This conversation comes as a follow-up to the event sponsored by Western Theological Seminary and Hope College‘s Saint Benedict Institute, “An Augustinian Theology of Mass Incarceration.” 

In this episode, Dr. Greg Lee, Associate Professor of Theology and Urban Studies at Wheaton College, discusses Augustine and Mass Incarceration. Much of Dr. Lee’s work appropriates Augustine as a resource for addressing contemporary issues of church and society. A resident of the Lawndale neighborhood of Chicago, he is especially interested in urban questions of race and class, which he approaches from a distinctly Asian American perspective. WTS student and Wheaton grad Anna Erickson sat down with him.

This conversation comes as a follow-up to the event sponsored by Western Theological Seminary and Hope College‘s Saint Benedict Institute, “An Augustinian Theology of Mass Incarceration.” 

 

When it comes to the work of racial justice, this year’s Stoutemire lecturer Dr. Leah Gunning Francis says two things the church needs are courage, and the will to listen.

“The dominant narrative in our world is ‘everyone has an equal chance of success.’ All you need to do is pull yourself up by the bootstraps and you can be successful just like XYZ person over here. Well we know that’s not true—the playing field is still not equal or level,” she says. “You now are going to have to take the time to listen to people’s experiences and perspectives that you might not be accustomed to listening to.”

When it comes to the work of racial justice, this year’s Stoutemire lecturer Dr. Leah Gunning Francis says two things the church needs are courage, and the will to listen.

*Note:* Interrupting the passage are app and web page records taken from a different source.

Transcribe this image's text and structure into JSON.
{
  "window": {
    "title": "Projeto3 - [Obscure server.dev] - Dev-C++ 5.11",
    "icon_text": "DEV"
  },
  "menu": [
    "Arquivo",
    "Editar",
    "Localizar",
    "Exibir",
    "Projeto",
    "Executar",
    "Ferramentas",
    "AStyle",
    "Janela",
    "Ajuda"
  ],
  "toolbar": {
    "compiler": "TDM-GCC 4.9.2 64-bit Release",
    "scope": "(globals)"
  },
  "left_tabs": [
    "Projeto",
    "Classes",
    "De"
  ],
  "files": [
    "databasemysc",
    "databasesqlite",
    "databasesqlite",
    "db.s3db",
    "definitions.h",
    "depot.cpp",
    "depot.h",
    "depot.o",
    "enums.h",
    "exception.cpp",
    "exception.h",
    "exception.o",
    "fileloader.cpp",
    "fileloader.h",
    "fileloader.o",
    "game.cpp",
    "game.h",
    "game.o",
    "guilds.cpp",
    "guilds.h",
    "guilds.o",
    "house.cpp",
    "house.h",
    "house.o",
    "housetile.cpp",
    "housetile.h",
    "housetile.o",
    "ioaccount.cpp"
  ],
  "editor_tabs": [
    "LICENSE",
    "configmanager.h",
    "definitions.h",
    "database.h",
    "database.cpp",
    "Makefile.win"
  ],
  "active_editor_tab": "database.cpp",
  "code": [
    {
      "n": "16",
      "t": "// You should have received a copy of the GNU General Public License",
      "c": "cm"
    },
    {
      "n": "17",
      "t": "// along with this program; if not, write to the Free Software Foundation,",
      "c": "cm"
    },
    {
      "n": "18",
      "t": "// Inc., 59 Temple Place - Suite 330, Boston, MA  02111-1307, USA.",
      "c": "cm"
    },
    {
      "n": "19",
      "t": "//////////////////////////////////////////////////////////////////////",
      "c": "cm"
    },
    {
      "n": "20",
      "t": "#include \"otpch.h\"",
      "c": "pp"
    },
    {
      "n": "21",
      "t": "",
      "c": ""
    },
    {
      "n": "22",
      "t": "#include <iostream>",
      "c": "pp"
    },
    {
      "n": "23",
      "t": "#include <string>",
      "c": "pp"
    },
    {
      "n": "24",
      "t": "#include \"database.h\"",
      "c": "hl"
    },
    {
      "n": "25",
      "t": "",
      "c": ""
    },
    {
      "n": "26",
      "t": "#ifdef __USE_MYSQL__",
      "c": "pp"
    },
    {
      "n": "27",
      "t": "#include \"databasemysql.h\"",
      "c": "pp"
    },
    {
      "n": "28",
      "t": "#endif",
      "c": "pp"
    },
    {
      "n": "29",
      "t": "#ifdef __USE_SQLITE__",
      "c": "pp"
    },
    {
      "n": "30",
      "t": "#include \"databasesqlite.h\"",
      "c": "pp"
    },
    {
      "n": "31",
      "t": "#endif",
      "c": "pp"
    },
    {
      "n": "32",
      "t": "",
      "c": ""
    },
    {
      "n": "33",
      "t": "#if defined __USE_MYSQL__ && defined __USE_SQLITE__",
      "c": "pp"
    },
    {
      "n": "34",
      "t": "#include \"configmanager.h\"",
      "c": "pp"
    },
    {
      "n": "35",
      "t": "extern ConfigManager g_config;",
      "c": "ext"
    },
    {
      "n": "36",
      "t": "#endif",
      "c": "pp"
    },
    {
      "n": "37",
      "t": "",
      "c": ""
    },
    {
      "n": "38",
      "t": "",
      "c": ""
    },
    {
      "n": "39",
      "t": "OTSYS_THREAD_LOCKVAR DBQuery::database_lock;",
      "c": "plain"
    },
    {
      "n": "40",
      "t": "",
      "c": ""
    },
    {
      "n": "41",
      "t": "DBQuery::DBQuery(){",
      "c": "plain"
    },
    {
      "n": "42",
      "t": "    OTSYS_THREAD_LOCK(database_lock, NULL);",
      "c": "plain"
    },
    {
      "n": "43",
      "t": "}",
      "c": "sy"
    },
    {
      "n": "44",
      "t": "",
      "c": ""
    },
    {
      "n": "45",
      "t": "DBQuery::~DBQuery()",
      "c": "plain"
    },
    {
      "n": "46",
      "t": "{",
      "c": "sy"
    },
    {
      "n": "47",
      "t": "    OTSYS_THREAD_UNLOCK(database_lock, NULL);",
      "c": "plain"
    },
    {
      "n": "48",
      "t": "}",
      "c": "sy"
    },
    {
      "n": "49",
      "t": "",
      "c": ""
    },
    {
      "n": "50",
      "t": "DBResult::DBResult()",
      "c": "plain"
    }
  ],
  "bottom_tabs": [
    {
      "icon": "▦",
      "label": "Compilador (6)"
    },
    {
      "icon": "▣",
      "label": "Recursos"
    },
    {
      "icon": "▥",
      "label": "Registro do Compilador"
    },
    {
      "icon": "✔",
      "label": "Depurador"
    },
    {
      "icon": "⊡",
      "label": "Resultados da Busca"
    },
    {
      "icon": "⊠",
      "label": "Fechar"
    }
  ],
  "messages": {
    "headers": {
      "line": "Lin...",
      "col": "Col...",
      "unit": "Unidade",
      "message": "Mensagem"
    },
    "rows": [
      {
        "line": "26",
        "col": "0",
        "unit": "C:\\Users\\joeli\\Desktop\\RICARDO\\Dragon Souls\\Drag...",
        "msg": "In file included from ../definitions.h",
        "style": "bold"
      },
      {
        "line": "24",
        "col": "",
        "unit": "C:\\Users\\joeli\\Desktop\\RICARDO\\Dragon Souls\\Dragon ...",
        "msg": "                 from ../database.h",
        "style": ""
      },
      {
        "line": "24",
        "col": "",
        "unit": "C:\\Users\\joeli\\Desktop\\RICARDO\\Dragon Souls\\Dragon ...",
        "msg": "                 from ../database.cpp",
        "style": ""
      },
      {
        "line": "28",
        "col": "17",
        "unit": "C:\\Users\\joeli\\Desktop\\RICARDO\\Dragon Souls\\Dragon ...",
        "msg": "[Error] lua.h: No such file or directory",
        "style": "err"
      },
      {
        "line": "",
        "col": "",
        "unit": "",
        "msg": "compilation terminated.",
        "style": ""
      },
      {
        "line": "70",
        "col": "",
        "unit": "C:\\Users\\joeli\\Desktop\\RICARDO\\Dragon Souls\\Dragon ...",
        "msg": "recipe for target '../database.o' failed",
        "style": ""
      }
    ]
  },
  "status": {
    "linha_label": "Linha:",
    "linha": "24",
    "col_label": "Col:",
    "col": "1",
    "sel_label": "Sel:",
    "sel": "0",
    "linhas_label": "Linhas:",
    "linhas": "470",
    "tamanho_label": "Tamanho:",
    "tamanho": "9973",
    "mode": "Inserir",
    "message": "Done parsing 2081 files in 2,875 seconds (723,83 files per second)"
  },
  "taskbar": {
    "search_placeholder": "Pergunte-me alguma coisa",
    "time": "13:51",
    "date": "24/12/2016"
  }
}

“The dominant narrative in our world is ‘everyone has an equal chance of success.’ All you need to do is pull yourself up by the bootstraps and you can be successful just like XYZ person over here. Well we know that’s not true—the playing field is still not equal or level,” she says. “You now are going to have to take the time to listen to people’s experiences and perspectives that you might not be accustomed to listening to.”